On the northern edge of the Atlanta metropolitan area, Forsyth County, GA, is one of the fastest growing counties in the country. Led by Sheriff Ron H. Freeman, the Forsyth County SO, employees 500, including sworn deputies. One of the agency’s newest initiatives is to improve deputy health and fitness. The goal is to reduce the rate of obesity, hypertension, diabetes among FCSO employees.
Tom Nagel, the FCSO’s health and fitness coordinator, says the officer health program has been incorporated into the training unit, which is directed by Captain Robert Heagerty. Nagel says Heagerty hired him away from a university athletic program to serve as tactical strength and conditioning coach for the FCSO. Nagel and Heagerty worked together to change how the deputies train and improve their fitness.

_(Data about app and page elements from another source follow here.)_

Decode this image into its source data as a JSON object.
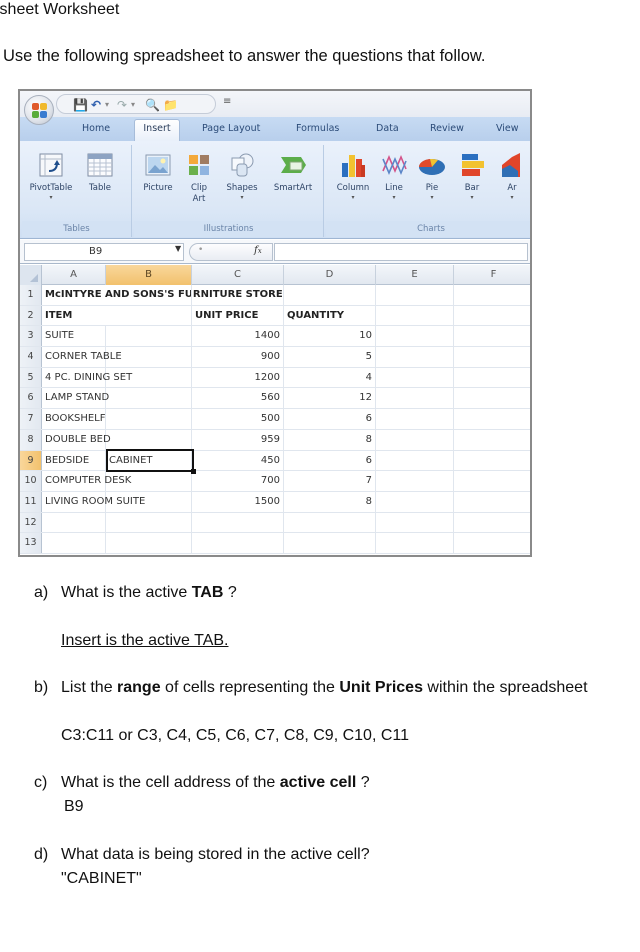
{
  "document": {
    "title": "lsheet Worksheet",
    "intro": "Use the following spreadsheet to answer the questions that follow."
  },
  "excel": {
    "quick_access_icons": [
      "save-icon",
      "undo-icon",
      "redo-icon",
      "print-preview-icon",
      "open-icon"
    ],
    "tabs": [
      {
        "label": "Home",
        "active": false
      },
      {
        "label": "Insert",
        "active": true
      },
      {
        "label": "Page Layout",
        "active": false
      },
      {
        "label": "Formulas",
        "active": false
      },
      {
        "label": "Data",
        "active": false
      },
      {
        "label": "Review",
        "active": false
      },
      {
        "label": "View",
        "active": false
      }
    ],
    "ribbon_groups": [
      {
        "label": "Tables",
        "buttons": [
          {
            "label": "PivotTable",
            "icon": "pivottable-icon",
            "dropdown": true
          },
          {
            "label": "Table",
            "icon": "table-icon",
            "dropdown": false
          }
        ]
      },
      {
        "label": "Illustrations",
        "buttons": [
          {
            "label": "Picture",
            "icon": "picture-icon",
            "dropdown": false
          },
          {
            "label": "Clip Art",
            "icon": "clip-art-icon",
            "dropdown": false
          },
          {
            "label": "Shapes",
            "icon": "shapes-icon",
            "dropdown": true
          },
          {
            "label": "SmartArt",
            "icon": "smartart-icon",
            "dropdown": false
          }
        ]
      },
      {
        "label": "Charts",
        "buttons": [
          {
            "label": "Column",
            "icon": "column-chart-icon",
            "dropdown": true
          },
          {
            "label": "Line",
            "icon": "line-chart-icon",
            "dropdown": true
          },
          {
            "label": "Pie",
            "icon": "pie-chart-icon",
            "dropdown": true
          },
          {
            "label": "Bar",
            "icon": "bar-chart-icon",
            "dropdown": true
          },
          {
            "label": "Ar",
            "icon": "area-chart-icon",
            "dropdown": true
          }
        ]
      }
    ],
    "name_box": "B9",
    "formula_value": "",
    "column_headers": [
      "A",
      "B",
      "C",
      "D",
      "E",
      "F"
    ],
    "selected_column": "B",
    "selected_row": 9,
    "active_cell": "B9",
    "rows": [
      {
        "n": "1",
        "A": "McINTYRE AND SONS'S FURNITURE STORE",
        "C": "",
        "D": ""
      },
      {
        "n": "2",
        "A": "ITEM",
        "C": "UNIT PRICE",
        "D": "QUANTITY"
      },
      {
        "n": "3",
        "A": "SUITE",
        "C": "1400",
        "D": "10"
      },
      {
        "n": "4",
        "A": "CORNER TABLE",
        "C": "900",
        "D": "5"
      },
      {
        "n": "5",
        "A": "4 PC. DINING SET",
        "C": "1200",
        "D": "4"
      },
      {
        "n": "6",
        "A": "LAMP STAND",
        "C": "560",
        "D": "12"
      },
      {
        "n": "7",
        "A": "BOOKSHELF",
        "C": "500",
        "D": "6"
      },
      {
        "n": "8",
        "A": "DOUBLE BED",
        "C": "959",
        "D": "8"
      },
      {
        "n": "9",
        "A": "BEDSIDE",
        "B": "CABINET",
        "C": "450",
        "D": "6"
      },
      {
        "n": "10",
        "A": "COMPUTER DESK",
        "C": "700",
        "D": "7"
      },
      {
        "n": "11",
        "A": "LIVING ROOM SUITE",
        "C": "1500",
        "D": "8"
      },
      {
        "n": "12",
        "A": "",
        "C": "",
        "D": ""
      },
      {
        "n": "13",
        "A": "",
        "C": "",
        "D": ""
      }
    ]
  },
  "questions": [
    {
      "label": "a)",
      "pre": "What is the active ",
      "bold": "TAB",
      "post": " ?",
      "answer": "Insert is the active TAB."
    },
    {
      "label": "b)",
      "pre": "List the ",
      "bold": "range",
      "mid": " of cells representing the ",
      "bold2": "Unit Prices",
      "post": " within the spreadsheet",
      "answer": "C3:C11 or C3, C4, C5, C6, C7, C8, C9, C10, C11"
    },
    {
      "label": "c)",
      "pre": "What is the cell address of the ",
      "bold": "active cell",
      "post": " ?",
      "answer": "B9"
    },
    {
      "label": "d)",
      "pre": "What data is being stored in the active cell?",
      "answer": "\"CABINET\""
    }
  ]
}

During the training Nagel implemented warm-ups to prepare officers for the physical rigors of the instruction. “Having officers in better health will also reduce the number of injuries commonly seen in physical training like defensive tactics. Additionally, this reduced injury rate will transfer to on-shift performance and cost savings for the agency. Musculoskeletal injuries normally make up close to 50% of all worker’s compensation claims but can often cost upwards of 80% of all total claims. By implementing better training and focusing on injury avoidance, these claims and costs can decrease,” he says.
The Forsyth County SO health and fitness program begins in the academy. “Every morning the cadets perform physical training that will instill healthy habits for their career,” Nagel says, adding that cadets also receive education on healthy behaviors that he hopes they will continue throughout their careers.
In addition to working with cadets, Nagel also helps working deputies with their health and fitness. “Classes are taught focusing on nutritional information that will benefit officers throughout their career, exercise techniques that will allow officers to maintain their fitness levels, and health conditions that plague the law enforcement profession and how to avoid them,” he says.
One of the ways that the health and fitness program is implemented is through group challenges. “The goal of this initiative is to create a culture of health within the sheriff’s office,” Nagel says. “Challenges have provided positive results. The first challenge was a step challenge which resulted in officers losing an average of 5.3 pounds per participant in just one month.”